Within the artisanal mining sector there are a few different types of miners that are typically seen in different places.
In certain countries one type of artisanal mining can be called seasonal mining and this is often where rural farmers mine certain parts of the year. They might mine in the dry season and farm in the rainy season.
Another type of miner is called a rush miner. And this is where you have large movements of people who have descended onto a specific place in a very short period of time, based on a rumor of a find. It is quite a common phenomenon in which a new deposit is found and you have tens of thousands of people descending on a certain site within a few weeks’ time. It wouldn’t be odd to find up to 40,000 or 50,000 people, all digging with shovels and picks. There are several areas like this in Burkina Faso.
Another exceptional type of mining is called migratory. And this is where you have mine workers that move from place to place within a country in search of employment or a good mining prospects.
And again, in certain countries, another type of artisanal mining is called community-based mining. And this is where you have a classic rural town who are involved in a variety of economic activities,
including artisanal mining. In this case you might have farmers who farm, miners who mine, everybody working in one place. But the key characteristic here is that the community is permanent and you don’t have as many migrants as you do in other places.
In another article, you can read why Barksanem™ chose to limit themselves to this sector.

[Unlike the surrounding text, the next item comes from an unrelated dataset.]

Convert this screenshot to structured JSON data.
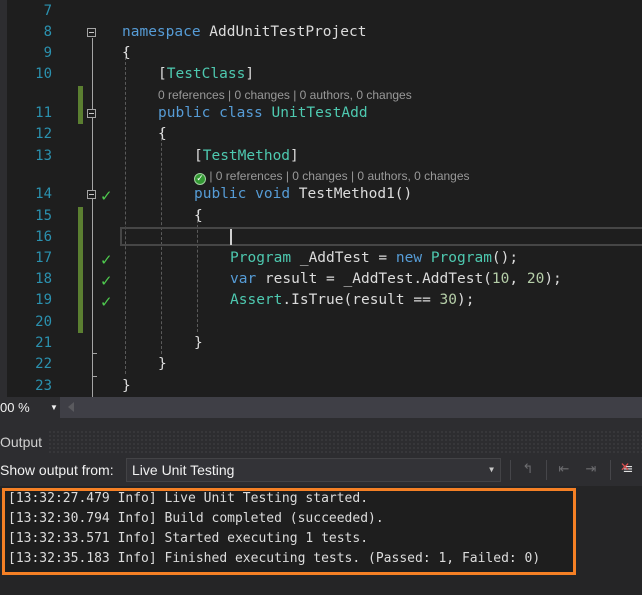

There are some really great opportunities with the artisanal mining sector, that said there are also some real profound local challenges that need equally real and profound solutions. These challenges can be environmental degradation, child labor, conflict, tax evasion, and corruption. These challenges, and others, have been addressed in other articles. HERE and HERE.